Below are entries; work out how many of their lines include the string "index", and reply with the number only.
The data Start Marker
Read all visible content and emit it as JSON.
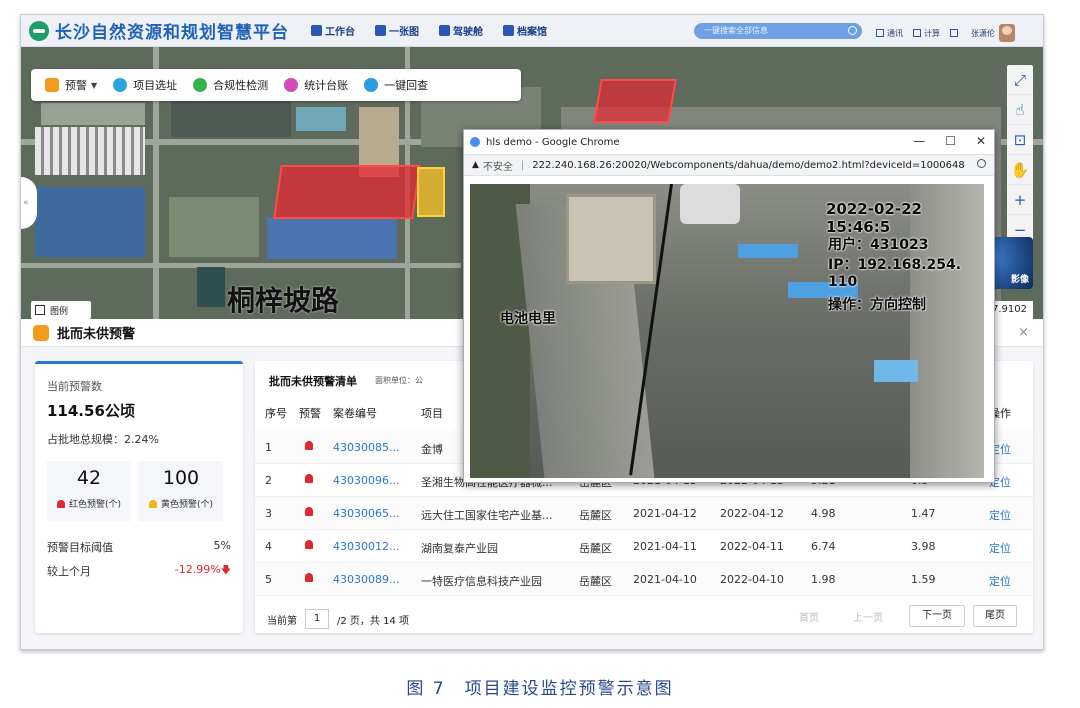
{
  "app": {
    "title": "长沙自然资源和规划智慧平台",
    "nav": [
      {
        "label": "工作台",
        "icon": "workbench-icon"
      },
      {
        "label": "一张图",
        "icon": "map-layer-icon"
      },
      {
        "label": "驾驶舱",
        "icon": "cockpit-icon"
      },
      {
        "label": "档案馆",
        "icon": "archive-icon"
      }
    ],
    "search_placeholder": "一键搜索全部信息",
    "header_right": [
      {
        "label": "通讯",
        "icon": "message-icon"
      },
      {
        "label": "计算",
        "icon": "calculator-icon"
      }
    ],
    "user_name": "张潇伦"
  },
  "toolbar": {
    "items": [
      {
        "label": "预警",
        "icon": "alarm-icon",
        "dropdown": true
      },
      {
        "label": "项目选址",
        "icon": "location-icon"
      },
      {
        "label": "合规性检测",
        "icon": "check-icon"
      },
      {
        "label": "统计台账",
        "icon": "stats-icon"
      },
      {
        "label": "一键回查",
        "icon": "review-icon"
      }
    ]
  },
  "map": {
    "road_label": "桐梓坡路",
    "legend_label": "图例",
    "globe_label": "影像",
    "coord_text": "度: 27.9102",
    "side_tab": "«",
    "controls": [
      "fullscreen-icon",
      "hand-pointer-icon",
      "measure-icon",
      "pan-icon",
      "zoom-in-icon",
      "zoom-out-icon"
    ]
  },
  "panel": {
    "title": "批而未供预警",
    "close": "×",
    "stats": {
      "current_label": "当前预警数",
      "current_value": "114.56公顷",
      "ratio_text": "占批地总规模：2.24%",
      "red_count": "42",
      "red_label": "红色预警(个)",
      "yellow_count": "100",
      "yellow_label": "黄色预警(个)",
      "threshold_label": "预警目标阈值",
      "threshold_value": "5%",
      "mom_label": "较上个月",
      "mom_value": "-12.99%",
      "red_color": "#e0262f",
      "yellow_color": "#f3b41e"
    },
    "list": {
      "title": "批而未供预警清单",
      "unit": "面积单位：公",
      "headers": {
        "index": "序号",
        "alarm": "预警",
        "case_no": "案卷编号",
        "project": "项目",
        "action": "操作"
      },
      "rows": [
        {
          "index": "1",
          "case_no": "43030085...",
          "project": "金博",
          "district": "",
          "date1": "",
          "date2": "",
          "area1": "",
          "area2": "",
          "action": "定位"
        },
        {
          "index": "2",
          "case_no": "43030096...",
          "project": "圣湘生物高性能医疗器械...",
          "district": "岳麓区",
          "date1": "2021-04-13",
          "date2": "2022-04-13",
          "area1": "5.21",
          "area2": "0.5",
          "action": "定位"
        },
        {
          "index": "3",
          "case_no": "43030065...",
          "project": "远大住工国家住宅产业基...",
          "district": "岳麓区",
          "date1": "2021-04-12",
          "date2": "2022-04-12",
          "area1": "4.98",
          "area2": "1.47",
          "action": "定位"
        },
        {
          "index": "4",
          "case_no": "43030012...",
          "project": "湖南复泰产业园",
          "district": "岳麓区",
          "date1": "2021-04-11",
          "date2": "2022-04-11",
          "area1": "6.74",
          "area2": "3.98",
          "action": "定位"
        },
        {
          "index": "5",
          "case_no": "43030089...",
          "project": "一特医疗信息科技产业园",
          "district": "岳麓区",
          "date1": "2021-04-10",
          "date2": "2022-04-10",
          "area1": "1.98",
          "area2": "1.59",
          "action": "定位"
        }
      ],
      "pager": {
        "current_label": "当前第",
        "page": "1",
        "total_text": "/2 页，共 14 项",
        "first": "首页",
        "prev": "上一页",
        "next": "下一页",
        "last": "尾页"
      }
    }
  },
  "chrome": {
    "title": "hls demo - Google Chrome",
    "insecure": "不安全",
    "url": "222.240.168.26:20020/Webcomponents/dahua/demo/demo2.html?deviceId=1000648",
    "osd_time": "2022-02-22 15:46:5",
    "osd_user": "用户：431023",
    "osd_ip": "IP：192.168.254.",
    "osd_ip2": "110",
    "osd_op": "操作：方向控制",
    "osd_cam": "电池电里"
  },
  "caption": "图 7　项目建设监控预警示意图"
}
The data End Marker
Expected answer
6